There are over 50 recorded species of wildflower in the wildflower meadows at Anglesey Abbey. Amongst the flowers growing here you'll find a variety of orchids, including the pyramidal orchid, bee orchid and spotted orchid.
As we head into summer, the wildflower meadows begin to bloom and the orchids emerge on the chalkland hillsides of Dunstable Downs. Did you know that chalk grasslands are home to a huge range of different species? They are comparable to rainforests in their biodiversity as you can find up to 40 different species per square metre.
From late May, you'll witness fantastic displays of buttercups that create a sea of yellow across the main plain at Hatfield Forest. At last count there were an estimated 300 million flowers here, supporting an abundance of wildlife.

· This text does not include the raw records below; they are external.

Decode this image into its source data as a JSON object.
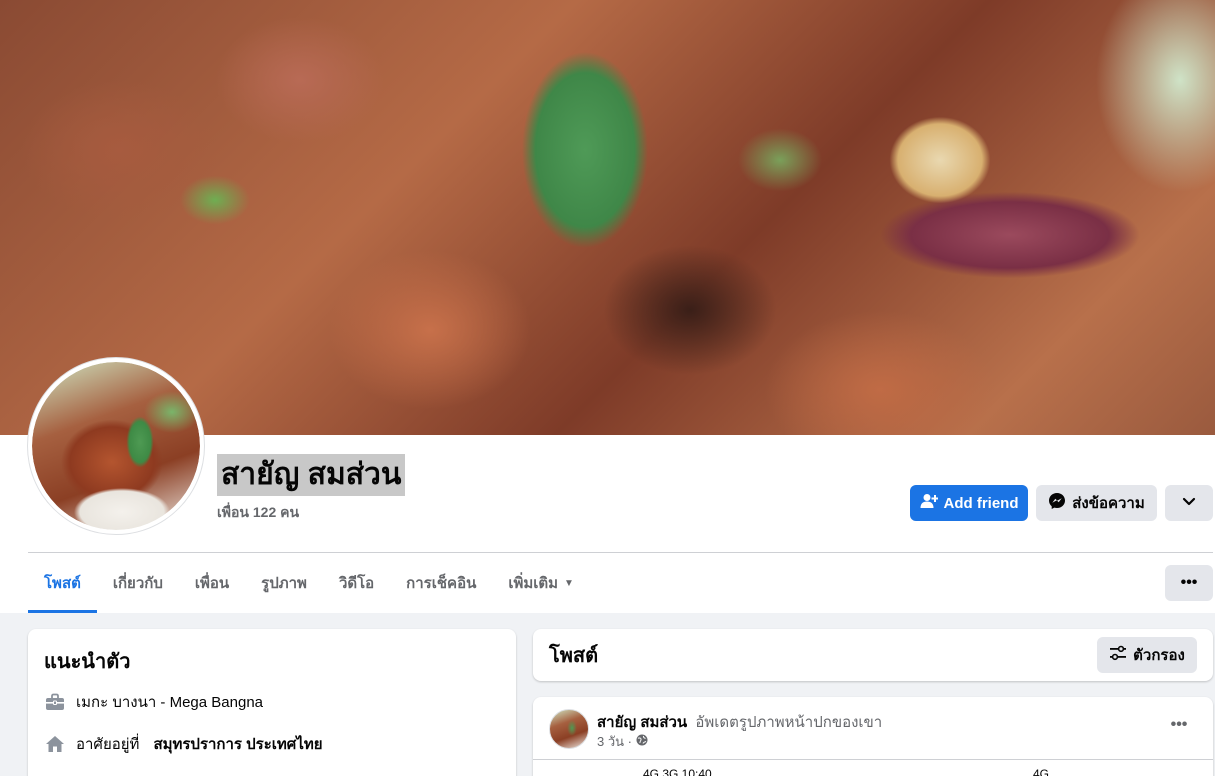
{
  "profile": {
    "name": "สายัญ สมส่วน",
    "friends_count": "เพื่อน 122 คน"
  },
  "actions": {
    "add_friend": "Add friend",
    "message": "ส่งข้อความ"
  },
  "tabs": [
    {
      "label": "โพสต์",
      "active": true
    },
    {
      "label": "เกี่ยวกับ"
    },
    {
      "label": "เพื่อน"
    },
    {
      "label": "รูปภาพ"
    },
    {
      "label": "วิดีโอ"
    },
    {
      "label": "การเช็คอิน"
    },
    {
      "label": "เพิ่มเติม"
    }
  ],
  "intro": {
    "title": "แนะนำตัว",
    "work": "เมกะ บางนา - Mega Bangna",
    "lives_prefix": "อาศัยอยู่ที่",
    "lives_place": "สมุทรปราการ ประเทศไทย"
  },
  "posts_section": {
    "title": "โพสต์",
    "filter_label": "ตัวกรอง"
  },
  "post": {
    "author": "สายัญ สมส่วน",
    "action": "อัพเดตรูปภาพหน้าปกของเขา",
    "time": "3 วัน ·",
    "preview_left": "4G  3G  10:40",
    "preview_right": "4G"
  },
  "colors": {
    "primary": "#1b74e4",
    "secondary_bg": "#e4e6eb",
    "page_bg": "#f0f2f5"
  }
}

We've added the wildflowers that you'll see in the orchard meadow at Oxburgh Hall. However, if you head from My Lady’s Wood into the Wash Pit, you'll find a natural wetland meadow in which orchids and fritillaries grow. Originally part of a wider fenland landscape, here you'll be able to spot southern marsh orchids flowering in mid-summer.

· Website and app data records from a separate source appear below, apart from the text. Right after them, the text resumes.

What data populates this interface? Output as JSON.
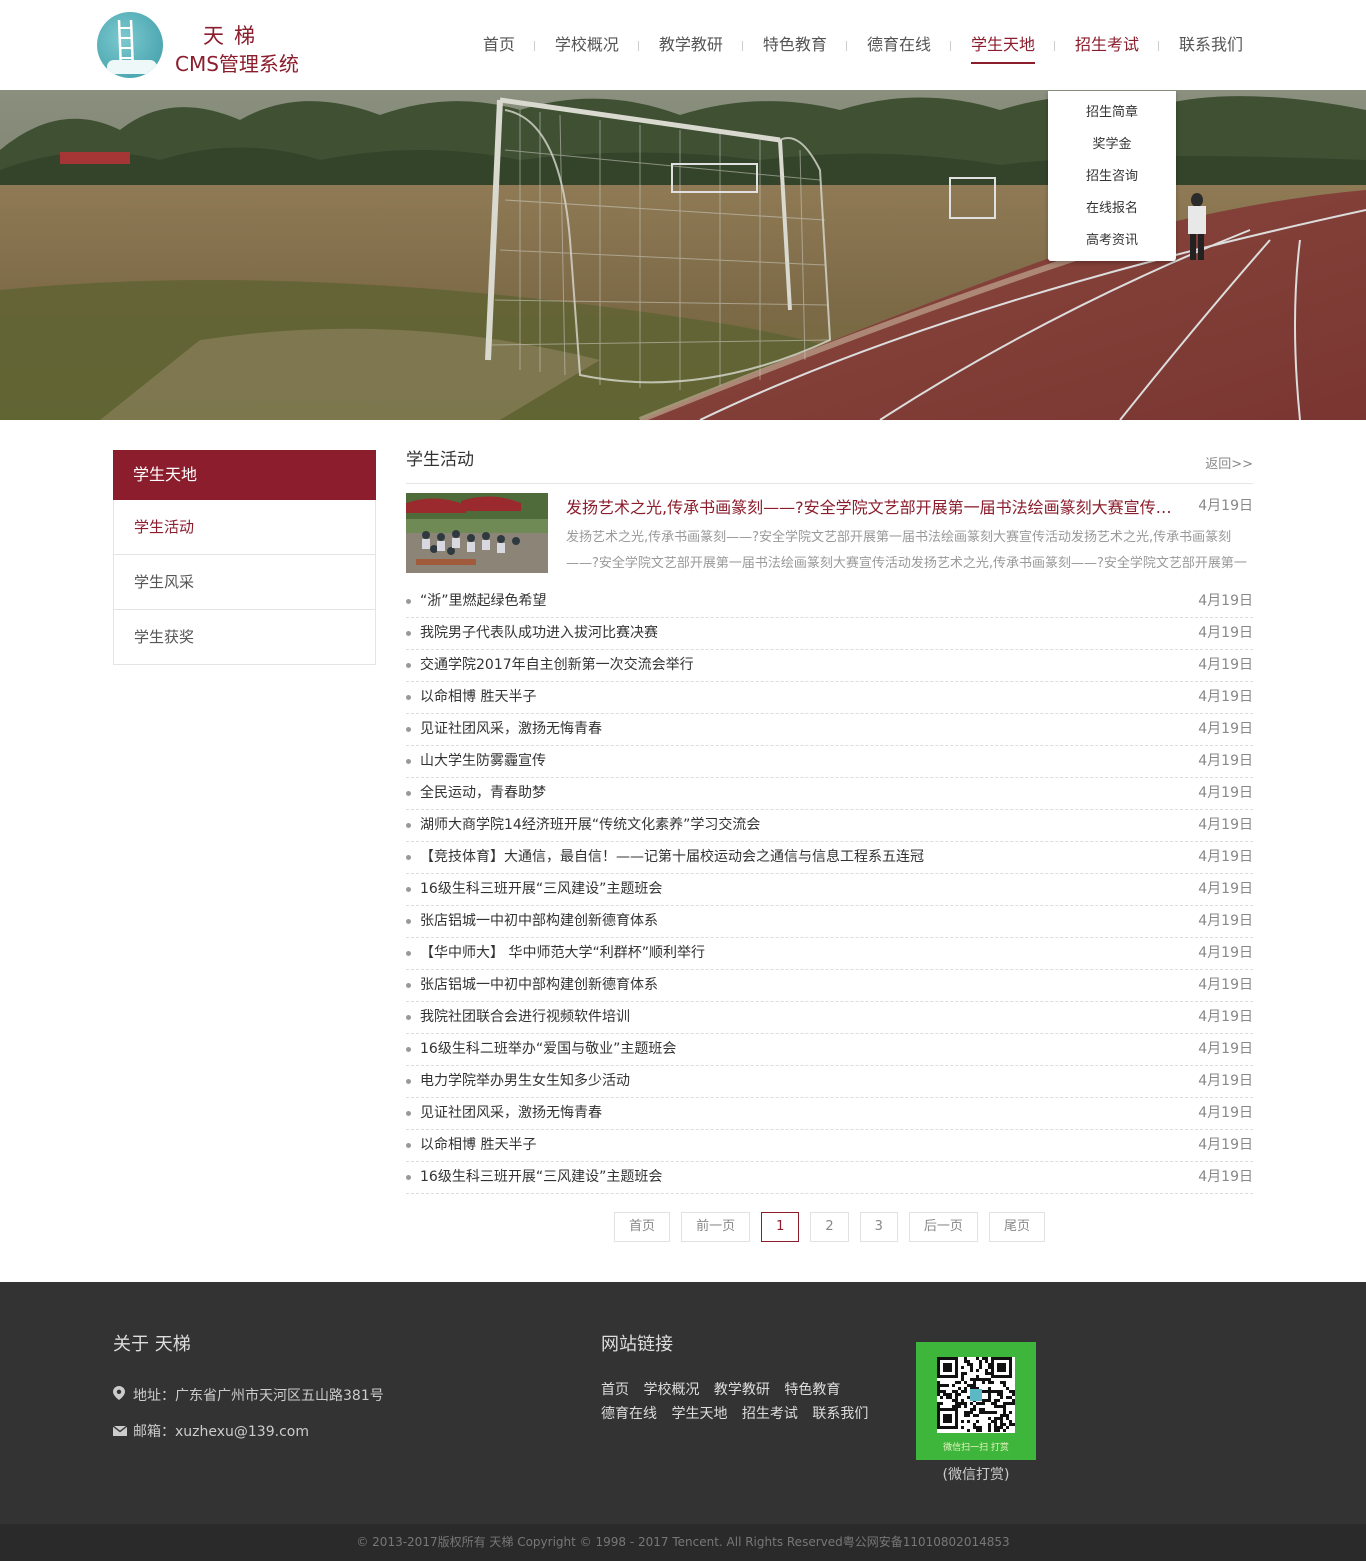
{
  "brand": {
    "name": "天梯",
    "subtitle": "CMS管理系统"
  },
  "nav": {
    "items": [
      {
        "label": "首页"
      },
      {
        "label": "学校概况"
      },
      {
        "label": "教学教研"
      },
      {
        "label": "特色教育"
      },
      {
        "label": "德育在线"
      },
      {
        "label": "学生天地"
      },
      {
        "label": "招生考试"
      },
      {
        "label": "联系我们"
      }
    ],
    "active": "学生天地",
    "hovered": "招生考试"
  },
  "dropdown": {
    "items": [
      {
        "label": "招生简章"
      },
      {
        "label": "奖学金"
      },
      {
        "label": "招生咨询"
      },
      {
        "label": "在线报名"
      },
      {
        "label": "高考资讯"
      }
    ]
  },
  "sidebar": {
    "title": "学生天地",
    "items": [
      {
        "label": "学生活动"
      },
      {
        "label": "学生风采"
      },
      {
        "label": "学生获奖"
      }
    ],
    "current": "学生活动"
  },
  "content": {
    "title": "学生活动",
    "back_label": "返回>>",
    "featured": {
      "title": "发扬艺术之光,传承书画篆刻——?安全学院文艺部开展第一届书法绘画篆刻大赛宣传活动",
      "date": "4月19日",
      "summary": "发扬艺术之光,传承书画篆刻——?安全学院文艺部开展第一届书法绘画篆刻大赛宣传活动发扬艺术之光,传承书画篆刻——?安全学院文艺部开展第一届书法绘画篆刻大赛宣传活动发扬艺术之光,传承书画篆刻——?安全学院文艺部开展第一届书法绘画篆刻大赛宣传活动"
    },
    "news": [
      {
        "title": "“浙”里燃起绿色希望",
        "date": "4月19日"
      },
      {
        "title": "我院男子代表队成功进入拔河比赛决赛",
        "date": "4月19日"
      },
      {
        "title": "交通学院2017年自主创新第一次交流会举行",
        "date": "4月19日"
      },
      {
        "title": "以命相博 胜天半子",
        "date": "4月19日"
      },
      {
        "title": "见证社团风采，激扬无悔青春",
        "date": "4月19日"
      },
      {
        "title": "山大学生防雾霾宣传",
        "date": "4月19日"
      },
      {
        "title": "全民运动，青春助梦",
        "date": "4月19日"
      },
      {
        "title": "湖师大商学院14经济班开展“传统文化素养”学习交流会",
        "date": "4月19日"
      },
      {
        "title": "【竞技体育】大通信，最自信！——记第十届校运动会之通信与信息工程系五连冠",
        "date": "4月19日"
      },
      {
        "title": "16级生科三班开展“三风建设”主题班会",
        "date": "4月19日"
      },
      {
        "title": "张店铝城一中初中部构建创新德育体系",
        "date": "4月19日"
      },
      {
        "title": "【华中师大】 华中师范大学“利群杯”顺利举行",
        "date": "4月19日"
      },
      {
        "title": "张店铝城一中初中部构建创新德育体系",
        "date": "4月19日"
      },
      {
        "title": "我院社团联合会进行视频软件培训",
        "date": "4月19日"
      },
      {
        "title": "16级生科二班举办“爱国与敬业”主题班会",
        "date": "4月19日"
      },
      {
        "title": "电力学院举办男生女生知多少活动",
        "date": "4月19日"
      },
      {
        "title": "见证社团风采，激扬无悔青春",
        "date": "4月19日"
      },
      {
        "title": "以命相博 胜天半子",
        "date": "4月19日"
      },
      {
        "title": "16级生科三班开展“三风建设”主题班会",
        "date": "4月19日"
      }
    ]
  },
  "pager": {
    "first": "首页",
    "prev": "前一页",
    "pages": [
      "1",
      "2",
      "3"
    ],
    "current": "1",
    "next": "后一页",
    "last": "尾页"
  },
  "footer": {
    "about_title": "关于 天梯",
    "address": "地址：广东省广州市天河区五山路381号",
    "email": "邮箱：xuzhexu@139.com",
    "links_title": "网站链接",
    "links_row1": [
      "首页",
      "学校概况",
      "教学教研",
      "特色教育"
    ],
    "links_row2": [
      "德育在线",
      "学生天地",
      "招生考试",
      "联系我们"
    ],
    "qr_caption": "微信扫一扫 打赏",
    "qr_label": "(微信打赏)",
    "copyright": "© 2013-2017版权所有 天梯 Copyright © 1998 - 2017 Tencent. All Rights Reserved粤公网安备11010802014853"
  },
  "colors": {
    "brand": "#8b1d2c",
    "footer_bg": "#333333",
    "qr_green": "#3eb53b"
  },
  "icons": [
    "logo-ladder",
    "location-pin-icon",
    "mail-icon",
    "qr-code"
  ]
}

Wildflowers take centre stage at Wicken Fen in late spring and early summer. Look out for orchids, yellow rattle, oxeye daisies, meadow rue, yellow flag and comfrey. Keep your eyes peeled, as more come into flower.

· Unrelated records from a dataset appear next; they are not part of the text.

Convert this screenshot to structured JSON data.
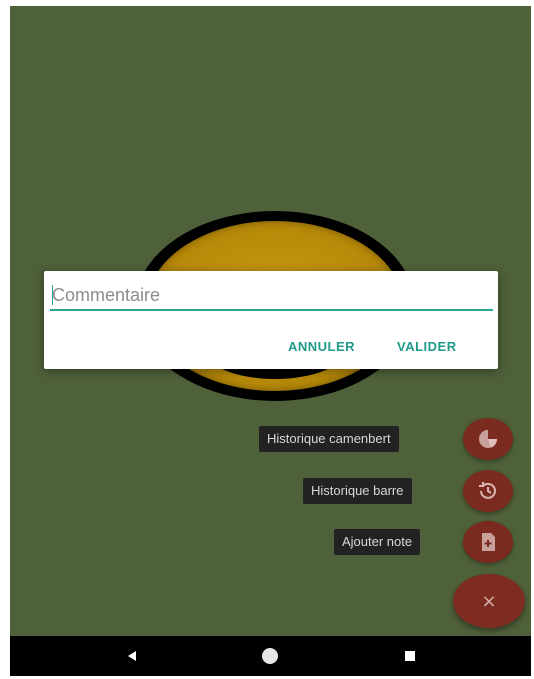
{
  "dialog": {
    "input_placeholder": "Commentaire",
    "input_value": "",
    "cancel_label": "ANNULER",
    "ok_label": "VALIDER"
  },
  "fab_menu": {
    "items": [
      {
        "label": "Historique camenbert",
        "icon": "pie-chart-icon"
      },
      {
        "label": "Historique barre",
        "icon": "history-icon"
      },
      {
        "label": "Ajouter note",
        "icon": "add-note-icon"
      }
    ],
    "close_label": "×"
  },
  "navbar": {
    "back_icon": "back-triangle-icon",
    "home_icon": "home-circle-icon",
    "recents_icon": "recents-square-icon"
  },
  "colors": {
    "background": "#4f613a",
    "accent": "#2aa596",
    "fab": "#7e2c22",
    "target_gold": "#b98b0a"
  }
}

Without insects our lives would be very different, they help keep the balance of nature. Butterflies, dragonflies, bees and beetles, they all help keep the natural world turning and here are some to look out for in the East of England.